## [Problem details]
Copy out each line featuring the string "name" from the entries beneath.

## [Record set]
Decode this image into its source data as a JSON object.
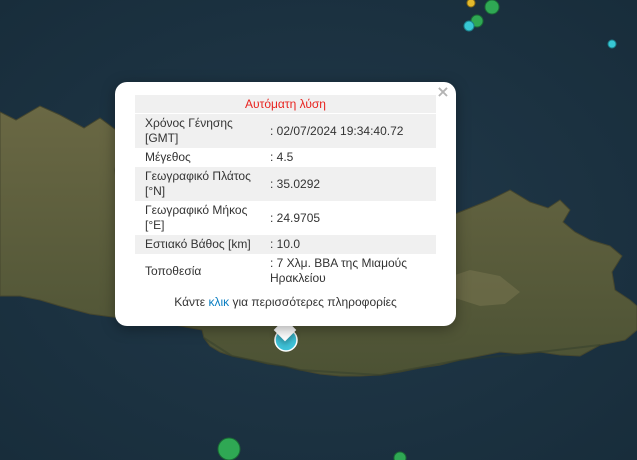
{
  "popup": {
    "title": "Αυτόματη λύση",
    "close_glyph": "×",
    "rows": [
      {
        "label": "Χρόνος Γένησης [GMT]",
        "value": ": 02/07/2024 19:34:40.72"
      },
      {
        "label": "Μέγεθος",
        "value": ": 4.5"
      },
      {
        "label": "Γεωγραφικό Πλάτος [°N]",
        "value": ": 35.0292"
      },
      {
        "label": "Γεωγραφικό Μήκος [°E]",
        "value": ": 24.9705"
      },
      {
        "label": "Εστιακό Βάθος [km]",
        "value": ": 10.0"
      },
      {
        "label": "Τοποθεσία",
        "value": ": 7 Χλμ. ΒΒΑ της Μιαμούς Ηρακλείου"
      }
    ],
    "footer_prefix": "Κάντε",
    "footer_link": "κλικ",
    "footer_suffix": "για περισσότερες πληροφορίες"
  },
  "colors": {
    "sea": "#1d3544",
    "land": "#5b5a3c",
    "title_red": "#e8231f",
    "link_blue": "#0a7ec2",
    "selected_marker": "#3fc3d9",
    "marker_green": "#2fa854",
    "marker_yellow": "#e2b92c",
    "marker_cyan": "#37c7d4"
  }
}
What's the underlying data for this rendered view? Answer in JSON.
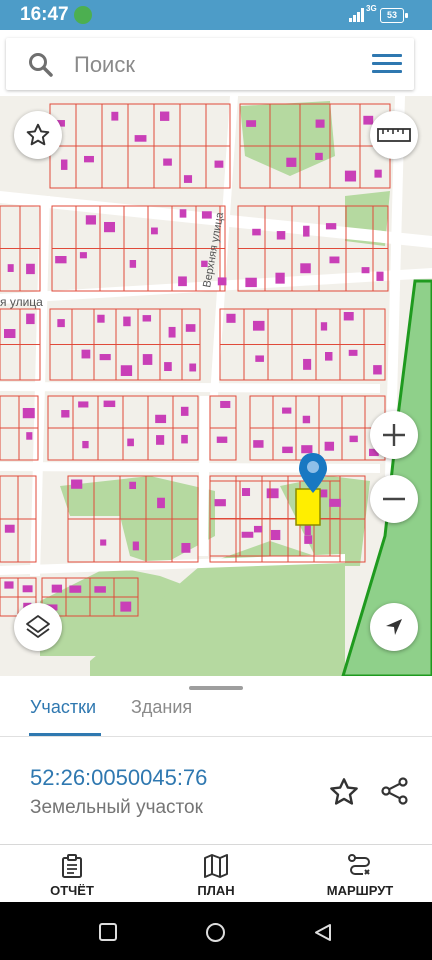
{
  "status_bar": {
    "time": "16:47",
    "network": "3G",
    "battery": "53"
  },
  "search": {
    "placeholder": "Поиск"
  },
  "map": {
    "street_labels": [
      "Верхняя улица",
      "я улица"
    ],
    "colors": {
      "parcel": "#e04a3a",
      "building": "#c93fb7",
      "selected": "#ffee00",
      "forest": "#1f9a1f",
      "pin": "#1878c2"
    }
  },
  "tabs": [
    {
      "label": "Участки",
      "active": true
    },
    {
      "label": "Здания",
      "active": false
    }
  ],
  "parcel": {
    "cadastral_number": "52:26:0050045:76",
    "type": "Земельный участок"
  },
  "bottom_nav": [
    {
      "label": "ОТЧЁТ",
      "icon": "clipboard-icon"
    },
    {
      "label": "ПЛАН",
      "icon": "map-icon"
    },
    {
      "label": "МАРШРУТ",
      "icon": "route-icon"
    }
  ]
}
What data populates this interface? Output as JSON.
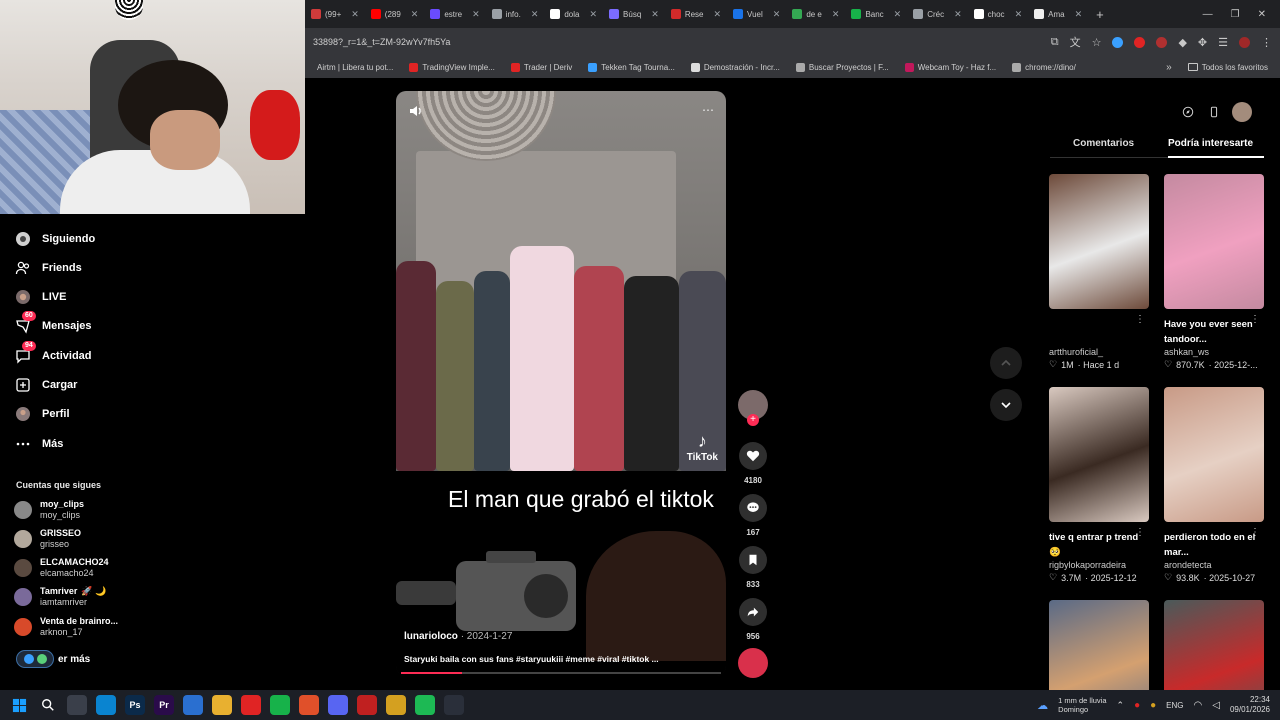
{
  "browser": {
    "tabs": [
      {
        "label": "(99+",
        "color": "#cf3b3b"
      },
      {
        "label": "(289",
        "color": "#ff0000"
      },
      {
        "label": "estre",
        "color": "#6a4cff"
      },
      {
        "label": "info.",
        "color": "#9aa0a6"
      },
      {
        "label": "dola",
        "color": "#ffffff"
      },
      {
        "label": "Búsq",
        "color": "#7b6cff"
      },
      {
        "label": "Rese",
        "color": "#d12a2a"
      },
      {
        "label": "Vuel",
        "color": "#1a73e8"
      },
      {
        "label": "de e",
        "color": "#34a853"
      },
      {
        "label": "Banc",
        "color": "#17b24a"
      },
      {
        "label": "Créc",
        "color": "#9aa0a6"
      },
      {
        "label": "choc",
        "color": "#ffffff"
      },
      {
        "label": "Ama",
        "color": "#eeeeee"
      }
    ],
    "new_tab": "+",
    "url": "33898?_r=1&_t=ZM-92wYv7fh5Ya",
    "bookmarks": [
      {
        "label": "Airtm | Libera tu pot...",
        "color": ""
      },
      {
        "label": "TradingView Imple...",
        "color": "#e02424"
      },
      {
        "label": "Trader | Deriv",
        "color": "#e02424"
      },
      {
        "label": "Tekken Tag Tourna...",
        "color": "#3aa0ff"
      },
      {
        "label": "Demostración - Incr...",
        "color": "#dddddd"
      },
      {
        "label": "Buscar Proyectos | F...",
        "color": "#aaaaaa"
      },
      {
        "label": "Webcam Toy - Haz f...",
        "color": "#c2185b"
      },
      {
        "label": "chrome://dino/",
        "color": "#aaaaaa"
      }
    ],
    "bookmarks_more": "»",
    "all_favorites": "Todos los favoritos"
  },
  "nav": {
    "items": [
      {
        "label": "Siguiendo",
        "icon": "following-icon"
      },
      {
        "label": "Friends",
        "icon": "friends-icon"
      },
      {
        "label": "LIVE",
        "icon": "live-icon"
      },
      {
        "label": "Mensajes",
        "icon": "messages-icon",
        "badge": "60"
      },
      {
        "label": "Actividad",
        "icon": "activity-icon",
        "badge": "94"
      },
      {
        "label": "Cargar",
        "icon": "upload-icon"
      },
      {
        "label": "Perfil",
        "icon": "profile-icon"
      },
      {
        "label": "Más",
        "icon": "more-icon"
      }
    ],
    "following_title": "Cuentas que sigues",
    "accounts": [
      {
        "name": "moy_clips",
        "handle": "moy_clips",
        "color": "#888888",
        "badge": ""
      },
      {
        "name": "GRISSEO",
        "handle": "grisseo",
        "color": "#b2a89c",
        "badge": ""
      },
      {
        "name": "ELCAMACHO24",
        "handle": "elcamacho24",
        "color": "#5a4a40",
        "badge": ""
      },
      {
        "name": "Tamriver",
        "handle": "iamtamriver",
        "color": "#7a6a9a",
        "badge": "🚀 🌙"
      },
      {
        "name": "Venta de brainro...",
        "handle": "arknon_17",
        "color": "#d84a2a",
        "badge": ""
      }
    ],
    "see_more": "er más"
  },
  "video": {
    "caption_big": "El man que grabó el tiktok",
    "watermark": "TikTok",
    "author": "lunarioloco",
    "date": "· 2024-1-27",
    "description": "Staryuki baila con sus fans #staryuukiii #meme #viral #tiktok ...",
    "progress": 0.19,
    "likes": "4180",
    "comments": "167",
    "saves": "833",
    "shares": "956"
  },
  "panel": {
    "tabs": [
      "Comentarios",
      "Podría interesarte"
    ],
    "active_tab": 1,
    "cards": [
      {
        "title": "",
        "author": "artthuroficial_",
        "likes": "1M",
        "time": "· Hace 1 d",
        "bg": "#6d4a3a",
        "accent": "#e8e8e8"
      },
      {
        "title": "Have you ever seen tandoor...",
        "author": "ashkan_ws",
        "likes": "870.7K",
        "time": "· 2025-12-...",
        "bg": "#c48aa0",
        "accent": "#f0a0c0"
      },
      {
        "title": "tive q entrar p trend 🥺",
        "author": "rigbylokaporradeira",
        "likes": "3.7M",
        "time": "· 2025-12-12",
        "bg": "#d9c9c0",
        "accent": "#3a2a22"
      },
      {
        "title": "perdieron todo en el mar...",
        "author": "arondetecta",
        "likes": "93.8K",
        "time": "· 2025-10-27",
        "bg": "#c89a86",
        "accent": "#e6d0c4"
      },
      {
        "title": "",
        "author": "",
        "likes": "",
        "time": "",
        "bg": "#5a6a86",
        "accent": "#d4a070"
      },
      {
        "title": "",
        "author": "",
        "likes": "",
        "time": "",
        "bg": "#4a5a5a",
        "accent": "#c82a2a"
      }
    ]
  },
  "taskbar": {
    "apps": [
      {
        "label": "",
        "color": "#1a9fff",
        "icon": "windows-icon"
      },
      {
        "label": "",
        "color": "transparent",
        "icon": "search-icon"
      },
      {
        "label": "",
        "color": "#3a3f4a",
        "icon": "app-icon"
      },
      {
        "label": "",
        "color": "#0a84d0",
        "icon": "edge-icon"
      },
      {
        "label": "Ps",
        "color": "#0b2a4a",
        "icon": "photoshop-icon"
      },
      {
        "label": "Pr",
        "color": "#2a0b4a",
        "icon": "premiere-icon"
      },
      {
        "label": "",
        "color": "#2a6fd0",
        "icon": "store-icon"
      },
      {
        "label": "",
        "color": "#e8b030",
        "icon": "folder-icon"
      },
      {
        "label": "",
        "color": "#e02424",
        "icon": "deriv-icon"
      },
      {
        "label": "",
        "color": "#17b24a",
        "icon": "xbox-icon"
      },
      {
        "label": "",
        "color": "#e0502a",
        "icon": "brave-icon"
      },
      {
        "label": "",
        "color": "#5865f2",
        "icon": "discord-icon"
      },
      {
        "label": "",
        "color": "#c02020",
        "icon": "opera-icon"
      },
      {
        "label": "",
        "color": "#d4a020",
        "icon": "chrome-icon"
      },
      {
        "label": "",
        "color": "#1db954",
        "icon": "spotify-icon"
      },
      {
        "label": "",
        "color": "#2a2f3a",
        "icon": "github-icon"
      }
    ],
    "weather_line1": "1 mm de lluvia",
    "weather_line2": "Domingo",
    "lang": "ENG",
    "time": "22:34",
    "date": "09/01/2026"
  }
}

## [Result for this task]
        "name": "moy_clips",
        "name": "GRISSEO",
        "name": "ELCAMACHO24",
        "name": "Tamriver",
        "name": "Venta de brainro...",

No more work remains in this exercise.